- Iron Mountain Inc.'s Connected DataProtector family of products uses block-level data-reduction technologies to protect laptops and desktops, as well as Windows file servers.
- Storactive Inc.'s LiveBackup products marry two technologies--continuous data protection and data reduction-- to protect laptops and desktops. The company's LiveServ for Exchange product also applies these technologies to protect Microsoft Exchange using less space than an Exchange information store.
- Avamar Technologies Inc. is a pioneer in applying commonality factoring and CAS to backup. Its Axion family minimizes network bandwidth and storage capacity through a full range of client and server applications and appliances designed to supplant the traditional backup environment.
- Data Domain Inc.'s DD400 and DD200 appliances provide an NFS- or CIFS-accessible "capacity-optimized storage" array that can provide disk storage for traditional backup or other applications.
- Asigra Inc.'s Asigra Televaulting for Enterprises uses an agentless backup design and incorporates common file elimination techniques to minimize storage requirements. Designed to eliminate tape, this product enables highly efficient remote replication.
- Among the multitude of disk-based backup technology approaches, virtual tape libraries (VTLs) are among the most prevalent. Diligent Technologies Corp., with its ProtecTier platform, is the first VTL vendor to apply datareduction techniques to virtual tape libraries, providing data reduction of 25 times or more through its HyperFactor technology.

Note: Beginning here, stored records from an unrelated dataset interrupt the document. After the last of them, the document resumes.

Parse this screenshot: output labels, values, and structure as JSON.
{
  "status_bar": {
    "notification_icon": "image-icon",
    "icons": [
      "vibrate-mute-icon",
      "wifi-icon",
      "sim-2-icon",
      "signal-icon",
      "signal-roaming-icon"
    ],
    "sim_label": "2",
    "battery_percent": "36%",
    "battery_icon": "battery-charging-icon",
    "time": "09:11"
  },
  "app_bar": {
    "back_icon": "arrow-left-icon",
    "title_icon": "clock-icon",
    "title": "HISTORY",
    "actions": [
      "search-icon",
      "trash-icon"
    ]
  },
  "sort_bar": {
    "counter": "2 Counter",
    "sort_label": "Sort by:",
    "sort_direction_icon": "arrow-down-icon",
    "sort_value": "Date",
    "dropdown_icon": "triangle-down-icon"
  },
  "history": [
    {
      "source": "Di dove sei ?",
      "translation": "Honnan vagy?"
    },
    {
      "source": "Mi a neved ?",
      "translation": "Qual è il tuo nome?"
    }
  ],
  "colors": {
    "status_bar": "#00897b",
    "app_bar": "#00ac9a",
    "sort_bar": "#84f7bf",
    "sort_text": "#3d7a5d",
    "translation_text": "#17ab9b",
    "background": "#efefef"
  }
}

- Software toolkit developer Rocksoft Ltd. offers Blocklets to enable other developers to incorporate data-reduction functionality into their products. Blocklets' technology is called Data Streamlining, and it uses variable-sized, subblock-level commonality factoring to provide reductions of up to 98%.